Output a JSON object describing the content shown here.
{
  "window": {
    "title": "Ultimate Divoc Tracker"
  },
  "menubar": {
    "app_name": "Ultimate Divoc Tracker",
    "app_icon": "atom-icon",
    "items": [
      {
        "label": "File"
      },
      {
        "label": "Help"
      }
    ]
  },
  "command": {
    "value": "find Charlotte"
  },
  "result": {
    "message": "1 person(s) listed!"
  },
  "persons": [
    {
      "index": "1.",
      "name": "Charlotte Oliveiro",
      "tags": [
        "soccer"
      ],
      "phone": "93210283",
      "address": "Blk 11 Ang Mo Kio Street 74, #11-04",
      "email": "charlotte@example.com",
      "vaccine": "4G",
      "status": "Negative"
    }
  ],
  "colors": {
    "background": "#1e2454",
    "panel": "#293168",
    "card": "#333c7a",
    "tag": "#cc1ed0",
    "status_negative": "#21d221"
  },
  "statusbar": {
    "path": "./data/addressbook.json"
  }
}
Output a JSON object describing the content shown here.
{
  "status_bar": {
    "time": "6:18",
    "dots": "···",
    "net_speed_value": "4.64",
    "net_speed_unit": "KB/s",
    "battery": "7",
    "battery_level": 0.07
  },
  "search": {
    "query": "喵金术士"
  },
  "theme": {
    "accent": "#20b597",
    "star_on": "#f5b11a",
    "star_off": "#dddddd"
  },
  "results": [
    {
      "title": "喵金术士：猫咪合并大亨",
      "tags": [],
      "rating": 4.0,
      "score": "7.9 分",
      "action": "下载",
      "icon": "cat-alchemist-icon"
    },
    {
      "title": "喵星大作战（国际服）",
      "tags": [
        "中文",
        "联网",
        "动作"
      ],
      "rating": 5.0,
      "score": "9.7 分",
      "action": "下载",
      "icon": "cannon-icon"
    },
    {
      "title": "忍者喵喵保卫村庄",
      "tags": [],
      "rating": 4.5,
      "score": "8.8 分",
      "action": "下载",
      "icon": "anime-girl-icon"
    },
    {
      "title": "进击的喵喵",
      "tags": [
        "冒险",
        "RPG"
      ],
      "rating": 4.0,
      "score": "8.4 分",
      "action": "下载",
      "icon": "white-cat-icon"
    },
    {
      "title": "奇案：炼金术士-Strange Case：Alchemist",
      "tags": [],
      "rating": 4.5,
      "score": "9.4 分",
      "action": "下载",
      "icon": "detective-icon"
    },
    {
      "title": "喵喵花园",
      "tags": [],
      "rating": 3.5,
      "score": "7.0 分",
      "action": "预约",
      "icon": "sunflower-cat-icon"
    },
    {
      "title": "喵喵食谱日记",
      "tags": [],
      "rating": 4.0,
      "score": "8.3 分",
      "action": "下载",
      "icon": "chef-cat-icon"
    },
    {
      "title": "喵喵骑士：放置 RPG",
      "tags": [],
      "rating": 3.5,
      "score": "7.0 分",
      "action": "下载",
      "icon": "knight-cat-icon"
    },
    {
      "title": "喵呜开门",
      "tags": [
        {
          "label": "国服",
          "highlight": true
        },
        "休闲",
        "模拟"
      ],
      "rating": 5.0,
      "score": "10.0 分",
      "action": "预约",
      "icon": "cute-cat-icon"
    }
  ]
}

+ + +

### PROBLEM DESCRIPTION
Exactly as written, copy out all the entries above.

### SOLUTION FOR THIS EXERCISE
Output a JSON object describing the content shown here.
{
  "window": {
    "title": "Ultimate Divoc Tracker"
  },
  "menubar": {
    "app_name": "Ultimate Divoc Tracker",
    "app_icon": "atom-icon",
    "items": [
      {
        "label": "File"
      },
      {
        "label": "Help"
      }
    ]
  },
  "command": {
    "value": "find Charlotte"
  },
  "result": {
    "message": "1 person(s) listed!"
  },
  "persons": [
    {
      "index": "1.",
      "name": "Charlotte Oliveiro",
      "tags": [
        "soccer"
      ],
      "phone": "93210283",
      "address": "Blk 11 Ang Mo Kio Street 74, #11-04",
      "email": "charlotte@example.com",
      "vaccine": "4G",
      "status": "Negative"
    }
  ],
  "colors": {
    "background": "#1e2454",
    "panel": "#293168",
    "card": "#333c7a",
    "tag": "#cc1ed0",
    "status_negative": "#21d221"
  },
  "statusbar": {
    "path": "./data/addressbook.json"
  }
}
Output a JSON object describing the content shown here.
{
  "status_bar": {
    "time": "6:18",
    "dots": "···",
    "net_speed_value": "4.64",
    "net_speed_unit": "KB/s",
    "battery": "7",
    "battery_level": 0.07
  },
  "search": {
    "query": "喵金术士"
  },
  "theme": {
    "accent": "#20b597",
    "star_on": "#f5b11a",
    "star_off": "#dddddd"
  },
  "results": [
    {
      "title": "喵金术士：猫咪合并大亨",
      "tags": [],
      "rating": 4.0,
      "score": "7.9 分",
      "action": "下载",
      "icon": "cat-alchemist-icon"
    },
    {
      "title": "喵星大作战（国际服）",
      "tags": [
        "中文",
        "联网",
        "动作"
      ],
      "rating": 5.0,
      "score": "9.7 分",
      "action": "下载",
      "icon": "cannon-icon"
    },
    {
      "title": "忍者喵喵保卫村庄",
      "tags": [],
      "rating": 4.5,
      "score": "8.8 分",
      "action": "下载",
      "icon": "anime-girl-icon"
    },
    {
      "title": "进击的喵喵",
      "tags": [
        "冒险",
        "RPG"
      ],
      "rating": 4.0,
      "score": "8.4 分",
      "action": "下载",
      "icon": "white-cat-icon"
    },
    {
      "title": "奇案：炼金术士-Strange Case：Alchemist",
      "tags": [],
      "rating": 4.5,
      "score": "9.4 分",
      "action": "下载",
      "icon": "detective-icon"
    },
    {
      "title": "喵喵花园",
      "tags": [],
      "rating": 3.5,
      "score": "7.0 分",
      "action": "预约",
      "icon": "sunflower-cat-icon"
    },
    {
      "title": "喵喵食谱日记",
      "tags": [],
      "rating": 4.0,
      "score": "8.3 分",
      "action": "下载",
      "icon": "chef-cat-icon"
    },
    {
      "title": "喵喵骑士：放置 RPG",
      "tags": [],
      "rating": 3.5,
      "score": "7.0 分",
      "action": "下载",
      "icon": "knight-cat-icon"
    },
    {
      "title": "喵呜开门",
      "tags": [
        {
          "label": "国服",
          "highlight": true
        },
        "休闲",
        "模拟"
      ],
      "rating": 5.0,
      "score": "10.0 分",
      "action": "预约",
      "icon": "cute-cat-icon"
    }
  ]
}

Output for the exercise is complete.